Part of our offering with our API gateway, our Layer 7 enterprise offering, is making that transition smooth: Providing all the conversions, providing all the security, providing all the management, all the availability, all the performance optimizations and things like caching, and providing that kind of edge-based solution to an organization that inside information that needs to make it available to a partner in real time. You can make it available to an app on a device.
The service that we’re launching here obviously has echoes of that. We’re still using the APIs. We’re still using the management. The difference, of course, is that there’s one extra hop. Instead of going enterprise to partner or enterprise to app, it’s going enterprise to cloud to app.
It still solves some of the same pain points. I think at the end of the day, we view mobile app development as really an integration challenge. When somebody is constructing an app and that app resides on a tablet and that tablet calls information that’s inside the enterprise, you're essentially integrating.
With Layer 7, we obviously sell technology to make that connectivity or point to point. We provide a means to essentially post that in the cloud. There’s no IT to own. There’s an additional hop, but you still solve some of the same pain points.
Lawson: Do you think this will be an entryway for enterprises? Or is it more likely to appeal to small businesses?
Sirota: I think it’s going to appeal to two audiences. It’s going to be a tech community, so startups that are going to find this of value, because they already run other IT in the Amazon cloud, anyway.

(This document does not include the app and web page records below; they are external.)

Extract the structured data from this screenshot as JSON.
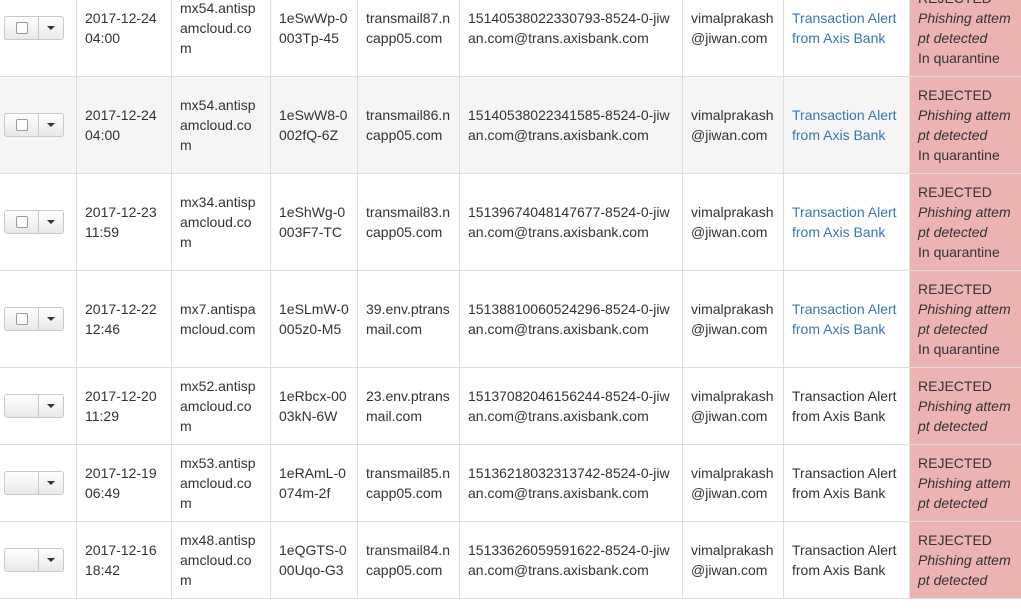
{
  "colors": {
    "rejected_bg": "#ecb3b3",
    "link": "#3a75b4",
    "border": "#dddddd",
    "alt_row": "#f5f5f5"
  },
  "rows": [
    {
      "date": "2017-12-24 04:00",
      "host": "mx54.antispamcloud.com",
      "id": "1eSwWp-0003Tp-45",
      "relay": "transmail87.ncapp05.com",
      "sender": "15140538022330793-8524-0-jiwan.com@trans.axisbank.com",
      "recipient": "vimalprakash@jiwan.com",
      "subject": "Transaction Alert from Axis Bank",
      "subject_link": true,
      "status": "REJECTED",
      "reason": "Phishing attempt detected",
      "extra": "In quarantine",
      "has_checkbox": true,
      "alt": false,
      "height": 97
    },
    {
      "date": "2017-12-24 04:00",
      "host": "mx54.antispamcloud.com",
      "id": "1eSwW8-0002fQ-6Z",
      "relay": "transmail86.ncapp05.com",
      "sender": "15140538022341585-8524-0-jiwan.com@trans.axisbank.com",
      "recipient": "vimalprakash@jiwan.com",
      "subject": "Transaction Alert from Axis Bank",
      "subject_link": true,
      "status": "REJECTED",
      "reason": "Phishing attempt detected",
      "extra": "In quarantine",
      "has_checkbox": true,
      "alt": true,
      "height": 97
    },
    {
      "date": "2017-12-23 11:59",
      "host": "mx34.antispamcloud.com",
      "id": "1eShWg-0003F7-TC",
      "relay": "transmail83.ncapp05.com",
      "sender": "15139674048147677-8524-0-jiwan.com@trans.axisbank.com",
      "recipient": "vimalprakash@jiwan.com",
      "subject": "Transaction Alert from Axis Bank",
      "subject_link": true,
      "status": "REJECTED",
      "reason": "Phishing attempt detected",
      "extra": "In quarantine",
      "has_checkbox": true,
      "alt": false,
      "height": 97
    },
    {
      "date": "2017-12-22 12:46",
      "host": "mx7.antispamcloud.com",
      "id": "1eSLmW-0005z0-M5",
      "relay": "39.env.ptransmail.com",
      "sender": "15138810060524296-8524-0-jiwan.com@trans.axisbank.com",
      "recipient": "vimalprakash@jiwan.com",
      "subject": "Transaction Alert from Axis Bank",
      "subject_link": true,
      "status": "REJECTED",
      "reason": "Phishing attempt detected",
      "extra": "In quarantine",
      "has_checkbox": true,
      "alt": false,
      "height": 97
    },
    {
      "date": "2017-12-20 11:29",
      "host": "mx52.antispamcloud.com",
      "id": "1eRbcx-0003kN-6W",
      "relay": "23.env.ptransmail.com",
      "sender": "15137082046156244-8524-0-jiwan.com@trans.axisbank.com",
      "recipient": "vimalprakash@jiwan.com",
      "subject": "Transaction Alert from Axis Bank",
      "subject_link": false,
      "status": "REJECTED",
      "reason": "Phishing attempt detected",
      "extra": "",
      "has_checkbox": false,
      "alt": false,
      "height": 77
    },
    {
      "date": "2017-12-19 06:49",
      "host": "mx53.antispamcloud.com",
      "id": "1eRAmL-0074m-2f",
      "relay": "transmail85.ncapp05.com",
      "sender": "15136218032313742-8524-0-jiwan.com@trans.axisbank.com",
      "recipient": "vimalprakash@jiwan.com",
      "subject": "Transaction Alert from Axis Bank",
      "subject_link": false,
      "status": "REJECTED",
      "reason": "Phishing attempt detected",
      "extra": "",
      "has_checkbox": false,
      "alt": false,
      "height": 77
    },
    {
      "date": "2017-12-16 18:42",
      "host": "mx48.antispamcloud.com",
      "id": "1eQGTS-000Uqo-G3",
      "relay": "transmail84.ncapp05.com",
      "sender": "15133626059591622-8524-0-jiwan.com@trans.axisbank.com",
      "recipient": "vimalprakash@jiwan.com",
      "subject": "Transaction Alert from Axis Bank",
      "subject_link": false,
      "status": "REJECTED",
      "reason": "Phishing attempt detected",
      "extra": "",
      "has_checkbox": false,
      "alt": false,
      "height": 77
    }
  ]
}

But I do think it’s going to appeal to enterprises. A lot of enterprises are trying to do this. Some of the Web apps that they're running are in the cloud. It’s not even in their IT departments. So I do think that this will be a starting option for some organizations and, eventually we’ll transition to something wider ranging.
We’re definitely seeing APIs kind of leading the charge, moreso than even SOA, as a starter for conversation. And again, it’s driven by mobility; it’s driven by cloud. But API is at the centerpiece of those integrations and as a consequence, I think just having a service gives us a lot more versatility in terms of how we deliver a solution to the marketing. It gives customers a lot more versatility in terms of how they buy it.